This post is by OK Policy intern Haley Stritzel. Haley is a University of Tulsa student pursuing a Bachelor of Arts in Sociology and Women’s and Gender Studies.

Marijuana dispensary next to the Denver police headquarters. Photo by Jeffrey Beall used under a Creative Commons license.

Marijuana dispensary next to the Denver police headquarters. Photo by Jeffrey Beall used under a Creative Commons license.

This session, Senator Connie Johnson has introduced Senate Bill 2166, which would legalize the possession of up to one ounce of marijuana for personal use and the cultivation of up to five marijuana plants. This bill proposes a similar course of action for decriminalizing marijuana as in Colorado and Washington state.  

Even compared to states that have not decriminalized the drug, Oklahoma’s marijuana laws are the harshest in the nation. In Oklahoma, a second offense of possession of any amount of marijuana, including very small amounts for personal use, is a felony punishable by at least 2 years in prison and up to 10 years, with a fine up to $5,000. 

In the vast majority of states, possession of small amounts of marijuana for personal use does not constitute a felony. Besides Oklahoma, only Kansas and Wisconsin punish a second offense of possession of any amount of marijuana as a felony. Even then, these states impose less harsh sentences. In Wisconsin, this offense is punishable by up to 3.5 years in prison and a maximum fine of $10,000. A subsequent offense of marijuana possession in Kansas is punishable by a mandatory minimum sentence of 10 months to 3.5 years in prison and a maximum fine of $100,000.

Eight states do not consider any possession of marijuana for personal use to be a felony: Connecticut, Iowa, Maryland, Massachusetts, Michigan (with the exception of possession in a park), New Hampshire, Pennsylvania, and West Virginia.

Sen. Johnson has criticized the effects of the harsh punishment in Oklahoma, calling marijuana prohibition a “disaster” that has not effectively reduced access to marijuana. Furthermore, the mass incarceration resulting from these laws drains our state’s resources and limits our citizens’ ability to lead productive lives.

Even after a person completes their prison sentence and pays their fine, a felony conviction continues to create barriers to employment and self-sufficiency throughout their life.
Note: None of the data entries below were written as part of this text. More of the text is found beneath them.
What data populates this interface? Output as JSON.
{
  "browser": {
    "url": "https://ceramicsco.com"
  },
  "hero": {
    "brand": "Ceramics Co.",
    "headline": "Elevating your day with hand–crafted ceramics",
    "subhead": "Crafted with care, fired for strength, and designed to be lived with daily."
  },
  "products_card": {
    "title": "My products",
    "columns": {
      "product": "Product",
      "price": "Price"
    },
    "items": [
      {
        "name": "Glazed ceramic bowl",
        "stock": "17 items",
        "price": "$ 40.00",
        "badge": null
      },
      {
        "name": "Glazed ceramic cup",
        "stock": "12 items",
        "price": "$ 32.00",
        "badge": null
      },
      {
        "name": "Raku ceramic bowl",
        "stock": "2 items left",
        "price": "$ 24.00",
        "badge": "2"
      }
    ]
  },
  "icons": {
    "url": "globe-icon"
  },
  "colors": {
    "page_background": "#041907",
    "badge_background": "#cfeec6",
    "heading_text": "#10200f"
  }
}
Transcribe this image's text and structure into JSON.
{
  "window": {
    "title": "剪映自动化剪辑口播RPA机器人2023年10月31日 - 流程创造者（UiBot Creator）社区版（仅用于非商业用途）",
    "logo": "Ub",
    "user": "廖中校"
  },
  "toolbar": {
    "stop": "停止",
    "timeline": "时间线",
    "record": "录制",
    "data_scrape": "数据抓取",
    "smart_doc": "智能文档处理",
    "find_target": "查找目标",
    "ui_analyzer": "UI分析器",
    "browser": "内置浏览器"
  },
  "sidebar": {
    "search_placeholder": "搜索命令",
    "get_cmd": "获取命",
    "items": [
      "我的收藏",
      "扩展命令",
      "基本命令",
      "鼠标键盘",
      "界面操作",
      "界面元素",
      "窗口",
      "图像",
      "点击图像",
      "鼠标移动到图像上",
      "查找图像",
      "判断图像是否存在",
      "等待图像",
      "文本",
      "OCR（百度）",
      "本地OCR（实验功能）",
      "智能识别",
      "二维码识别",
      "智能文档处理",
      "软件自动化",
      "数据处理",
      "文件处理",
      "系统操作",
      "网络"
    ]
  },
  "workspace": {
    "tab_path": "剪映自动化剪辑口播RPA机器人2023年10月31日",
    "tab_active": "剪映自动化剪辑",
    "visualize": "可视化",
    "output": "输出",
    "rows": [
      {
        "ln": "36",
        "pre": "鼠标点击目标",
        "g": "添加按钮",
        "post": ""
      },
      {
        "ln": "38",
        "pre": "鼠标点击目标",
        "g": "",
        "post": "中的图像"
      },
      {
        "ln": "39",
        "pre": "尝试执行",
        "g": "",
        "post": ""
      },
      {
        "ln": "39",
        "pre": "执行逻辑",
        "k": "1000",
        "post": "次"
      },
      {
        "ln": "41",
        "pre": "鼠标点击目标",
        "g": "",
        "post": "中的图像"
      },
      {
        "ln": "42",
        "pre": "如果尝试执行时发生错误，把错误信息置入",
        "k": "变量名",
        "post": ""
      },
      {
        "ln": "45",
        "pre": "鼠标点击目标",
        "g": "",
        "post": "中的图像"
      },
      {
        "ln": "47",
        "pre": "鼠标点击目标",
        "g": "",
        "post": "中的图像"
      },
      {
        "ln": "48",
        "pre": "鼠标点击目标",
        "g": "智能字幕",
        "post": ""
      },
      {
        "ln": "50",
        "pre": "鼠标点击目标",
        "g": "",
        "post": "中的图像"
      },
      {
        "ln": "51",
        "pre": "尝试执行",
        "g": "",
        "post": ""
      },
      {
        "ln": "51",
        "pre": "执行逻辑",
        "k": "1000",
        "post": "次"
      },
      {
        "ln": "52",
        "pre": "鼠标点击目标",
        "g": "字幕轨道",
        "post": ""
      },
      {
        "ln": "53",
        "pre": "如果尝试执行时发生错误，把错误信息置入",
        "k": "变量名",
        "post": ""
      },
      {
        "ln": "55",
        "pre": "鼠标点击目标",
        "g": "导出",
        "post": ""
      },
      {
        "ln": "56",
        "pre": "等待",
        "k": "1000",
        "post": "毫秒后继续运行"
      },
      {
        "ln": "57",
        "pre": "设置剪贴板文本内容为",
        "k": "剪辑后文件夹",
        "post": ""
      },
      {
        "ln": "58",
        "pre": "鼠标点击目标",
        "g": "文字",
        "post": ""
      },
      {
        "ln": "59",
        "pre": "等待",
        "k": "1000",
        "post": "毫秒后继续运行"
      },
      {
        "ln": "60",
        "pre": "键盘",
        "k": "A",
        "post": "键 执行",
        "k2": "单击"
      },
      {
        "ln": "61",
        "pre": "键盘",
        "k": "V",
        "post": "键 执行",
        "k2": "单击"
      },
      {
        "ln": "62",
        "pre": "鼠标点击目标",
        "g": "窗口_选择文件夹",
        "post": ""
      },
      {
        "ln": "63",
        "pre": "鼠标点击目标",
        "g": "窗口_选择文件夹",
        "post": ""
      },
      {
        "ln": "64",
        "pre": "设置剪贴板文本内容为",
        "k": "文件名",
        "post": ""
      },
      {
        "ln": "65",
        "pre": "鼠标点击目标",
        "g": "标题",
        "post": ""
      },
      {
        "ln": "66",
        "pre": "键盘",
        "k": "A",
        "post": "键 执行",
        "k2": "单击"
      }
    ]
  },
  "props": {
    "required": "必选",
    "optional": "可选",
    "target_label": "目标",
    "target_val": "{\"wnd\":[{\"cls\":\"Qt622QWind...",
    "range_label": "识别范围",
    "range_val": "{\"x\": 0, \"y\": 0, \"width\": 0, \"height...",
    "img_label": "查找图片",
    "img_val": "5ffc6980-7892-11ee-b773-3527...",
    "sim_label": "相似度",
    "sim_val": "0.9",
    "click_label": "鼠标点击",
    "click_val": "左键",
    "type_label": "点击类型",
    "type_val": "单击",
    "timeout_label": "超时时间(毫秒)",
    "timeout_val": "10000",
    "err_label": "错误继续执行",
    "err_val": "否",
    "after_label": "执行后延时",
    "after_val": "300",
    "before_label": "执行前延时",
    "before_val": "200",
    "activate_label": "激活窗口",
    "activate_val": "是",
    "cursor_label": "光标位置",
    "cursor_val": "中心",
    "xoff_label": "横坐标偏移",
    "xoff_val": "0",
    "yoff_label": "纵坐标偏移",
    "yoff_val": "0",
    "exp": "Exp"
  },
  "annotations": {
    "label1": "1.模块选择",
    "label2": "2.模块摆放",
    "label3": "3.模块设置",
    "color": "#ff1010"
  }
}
In Oklahoma, approximately one in twelve adults (8.2 percent) has a felony conviction.

Felons are significantly less likely to be employed than those without a criminal record. While one may argue that a person with a criminal background may be less likely to look for work or be an undesirable candidate for other reasons, a 2010 report by the Center for Economic Policy and Research suggests that a felony conviction and time in prison act independently to reduce chances for employment. Incarceration leads to a depreciation in formal education and skillsets, as well as a loss of social networks that many people rely on for finding work. In some situations, employers are restricted from hiring felons by law, while other employers may simply be more reluctant to hire someone with a felony conviction. In 2008, loss in employment due to felony convictions cost the US economy between $57 and $65 billion.

These severe sentences also contribute to mass incarceration in Oklahoma. Between FY 2005 and FY 2010, non-violent drug related offenses made up 31 percent of new Oklahoman prison populations . In FY 2009, 27 percent of the 26,397 individuals in prison were incarcerated for drug offenses, compared to 20 percent nationally. In 2012, possession of marijuana made up 49.7 percent of drug violations.

Mass incarceration disproportionately affects black people in Oklahoma: in 2005, black people were incarcerated at an astounding rate of 3,252 per 100,000 people, compared to 740 per 100,000 for whites and 832 per 100,000 for Hispanics. In Oklahoma, black people are much more likely to be arrested for marijuana possession than whites, despite research showing blacks are not more likely to use marijuana. 

Policy changes in Colorado prior to legalization set a promising example for addressing these issues. After reducing sentences for nonviolent drug offenses, Colorado’s prison population started declining in 2010 and is now dropping at the fastest rate in the country. In 2012, violent crime fell 3.4 percent in Colorado, despite a nationwide increase.

Oklahoma has been going in the opposite direction. State prisons and county jails in Oklahoma are struggling with severe overcrowding, leading to unsanitary conditions, violence among inmates, insufficient staffing, and civil rights violations. In 2013, Oklahoma’s ratio of correctional officers to inmates (11.7 to 1) was one of the worst among the states and over twice the national average (5.5 to 1).

State policymakers must reconsider these harsh sentences for minor drug crimes, especially regarding a substance that even the Deputy Director of the White House Office of National Drug Control Policy admits is safer than alcohol. Oklahoma’s draconian punishments for nonviolent drug offenses overextend our state’s resources at the expense of our citizens’ safety, well-being, and potential. Despite these supposedly “tough-on-crime” measures, Oklahoma has not seen any significant reduction in crime these past few years. In Senator Connie Johnson’s words, “It’s time for a smarter approach.”